This does not mean, however, that you should put your midge box away for the summer. Unlike other aquatic insects, midges can hatch on any day of the year. The reason for this is that many midge species are multibrooded, completing multiple full life cycles each year. A lot of warm weather midge hatches go unnoticed by fly fishermen because they tend to get overshadowed by other, more fisherman-friendly insect hatches. They rarely get ignored by the trout, however. Because their populations are so dense, they make an easy meal for foraging fish, both underwater and at the surface. In order to stay prepared, anglers should keep their midge box ready to go all year long.
Midges undergo what is called “complete metamorphosis”, meaning that they first transform from tiny worm-like larvae to pupae, and then into winged adults. A well stocked midge box will include patterns that represent a variety of midge species at each specific stage of their life cycle, with most of the focus being on the pupa stage. Here are some of my favorite midge patterns for Colorado’s western slope.
This classic midge pattern incorporates something important that many others do not. The metal beadhead adds weight. It also helps the fly sink quickly making it an excellent choice for a dropper pattern.
For me, Disco Midge is a go-to when the fishing gets tough. It comes in a few different colors, but the light green color is almost iridescent, and seems to stand out and get attention from the most incredulous trout in fast flowing drifts or off color water.
When the water is clear and slow, and trout are selective, I like the WD-40 for its subtle appearance and natural colors. Real life subsurface midges are not flashy and do not have shiny metal heads, so when close imitation is important, try a small WD-40 in olive, black, grey, or
The Biot Midge is one of the more popular midge “emergers” out there. The biot creates a realistic segmented body and the soft hackle adds movement to the bug while representing the emerging pupa’s thorax.
Top Secret Midge

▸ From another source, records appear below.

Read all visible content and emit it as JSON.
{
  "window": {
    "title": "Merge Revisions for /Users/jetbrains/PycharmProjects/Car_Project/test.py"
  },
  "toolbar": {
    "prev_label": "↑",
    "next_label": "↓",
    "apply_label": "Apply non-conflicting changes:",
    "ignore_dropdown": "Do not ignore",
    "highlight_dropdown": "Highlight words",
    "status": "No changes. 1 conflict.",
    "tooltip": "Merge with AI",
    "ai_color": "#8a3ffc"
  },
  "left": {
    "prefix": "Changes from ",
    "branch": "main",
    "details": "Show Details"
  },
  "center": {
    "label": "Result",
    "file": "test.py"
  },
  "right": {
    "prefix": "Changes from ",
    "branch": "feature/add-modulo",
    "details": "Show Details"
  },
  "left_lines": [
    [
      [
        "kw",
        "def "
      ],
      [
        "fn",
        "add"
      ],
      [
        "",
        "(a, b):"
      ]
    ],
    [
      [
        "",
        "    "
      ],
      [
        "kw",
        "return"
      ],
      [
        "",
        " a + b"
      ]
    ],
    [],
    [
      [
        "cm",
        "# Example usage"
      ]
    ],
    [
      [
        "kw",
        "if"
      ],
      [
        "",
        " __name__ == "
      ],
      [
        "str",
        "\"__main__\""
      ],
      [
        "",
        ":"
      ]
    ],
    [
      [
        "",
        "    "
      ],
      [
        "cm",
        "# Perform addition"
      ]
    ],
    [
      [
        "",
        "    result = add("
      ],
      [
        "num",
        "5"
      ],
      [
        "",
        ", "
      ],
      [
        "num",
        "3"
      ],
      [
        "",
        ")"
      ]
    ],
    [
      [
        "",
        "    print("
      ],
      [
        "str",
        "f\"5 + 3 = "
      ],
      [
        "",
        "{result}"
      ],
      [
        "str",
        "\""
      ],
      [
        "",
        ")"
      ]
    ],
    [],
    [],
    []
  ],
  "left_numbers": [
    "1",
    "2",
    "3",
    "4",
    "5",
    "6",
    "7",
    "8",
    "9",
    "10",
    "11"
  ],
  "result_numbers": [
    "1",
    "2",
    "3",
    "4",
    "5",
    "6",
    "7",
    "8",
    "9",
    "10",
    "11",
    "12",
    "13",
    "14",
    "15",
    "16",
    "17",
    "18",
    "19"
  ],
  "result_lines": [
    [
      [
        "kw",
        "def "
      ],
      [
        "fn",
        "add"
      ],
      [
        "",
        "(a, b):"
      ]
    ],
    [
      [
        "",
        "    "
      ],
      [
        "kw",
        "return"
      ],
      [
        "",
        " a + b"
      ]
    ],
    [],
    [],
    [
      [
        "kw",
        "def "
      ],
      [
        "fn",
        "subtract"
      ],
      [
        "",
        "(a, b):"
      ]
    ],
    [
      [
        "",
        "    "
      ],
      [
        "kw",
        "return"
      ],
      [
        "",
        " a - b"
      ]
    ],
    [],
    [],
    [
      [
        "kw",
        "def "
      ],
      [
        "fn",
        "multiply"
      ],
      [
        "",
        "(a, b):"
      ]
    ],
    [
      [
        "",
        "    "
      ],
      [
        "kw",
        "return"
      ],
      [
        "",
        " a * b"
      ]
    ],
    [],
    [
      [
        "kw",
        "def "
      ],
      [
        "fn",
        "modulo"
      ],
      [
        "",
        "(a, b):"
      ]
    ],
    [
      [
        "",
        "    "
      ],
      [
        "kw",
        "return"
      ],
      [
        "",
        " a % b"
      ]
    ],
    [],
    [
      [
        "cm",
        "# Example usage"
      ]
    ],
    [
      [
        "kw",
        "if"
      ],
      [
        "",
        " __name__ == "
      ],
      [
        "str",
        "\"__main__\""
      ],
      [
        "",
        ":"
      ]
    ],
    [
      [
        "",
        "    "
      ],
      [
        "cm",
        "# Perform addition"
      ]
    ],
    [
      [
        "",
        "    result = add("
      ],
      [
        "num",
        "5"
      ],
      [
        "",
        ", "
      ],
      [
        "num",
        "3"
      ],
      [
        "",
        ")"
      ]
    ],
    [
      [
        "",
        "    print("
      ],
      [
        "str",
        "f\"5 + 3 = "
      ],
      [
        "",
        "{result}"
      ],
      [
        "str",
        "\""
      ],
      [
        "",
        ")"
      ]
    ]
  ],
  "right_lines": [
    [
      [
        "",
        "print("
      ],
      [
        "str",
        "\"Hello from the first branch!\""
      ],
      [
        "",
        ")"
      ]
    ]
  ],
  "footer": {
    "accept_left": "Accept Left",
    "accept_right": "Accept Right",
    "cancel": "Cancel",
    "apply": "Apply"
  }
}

Pat Dorsey’s Top Secret midge is meant to mimic surface emerging midge pupae as they make their way upward through the water column. The segmented body and natural colors create a realistic look. This fly is great as part of a tandem nymph rig or on its own fished in the surface film.
Crystal Flash Midge
When midge adults begin their journey to the surface, they do so still encased in their pupal husk, many times with a tiny gas bubble trapped in the casing just above the thorax. This bubble is imitated by the twisted pearl mylar tied in at the thorax on the fly. Like the Top Secret midge, the crystal flash midge can be fished either right at the surface or down deep.
When adult midges first take flight, they do it quickly. They do not linger on or near the water’s surface for long. It is for this reason that adult midges are not as important to trout as pupae. There are times when clusters of adult midges gather to mate and lay eggs on the surface. It is during these times that trout most often key in on midge adults. The Griffith’s gnat is a popular and effective imitation of this occurrence.
Vail Valley Anglers has the best fly selection in the valley, including midge larvae, pupae, and adults. Stop by the fly shop to find out which sizes and colors you need to connect with trout all year long.
Andy “Otter” Smith, Guide and Content Writer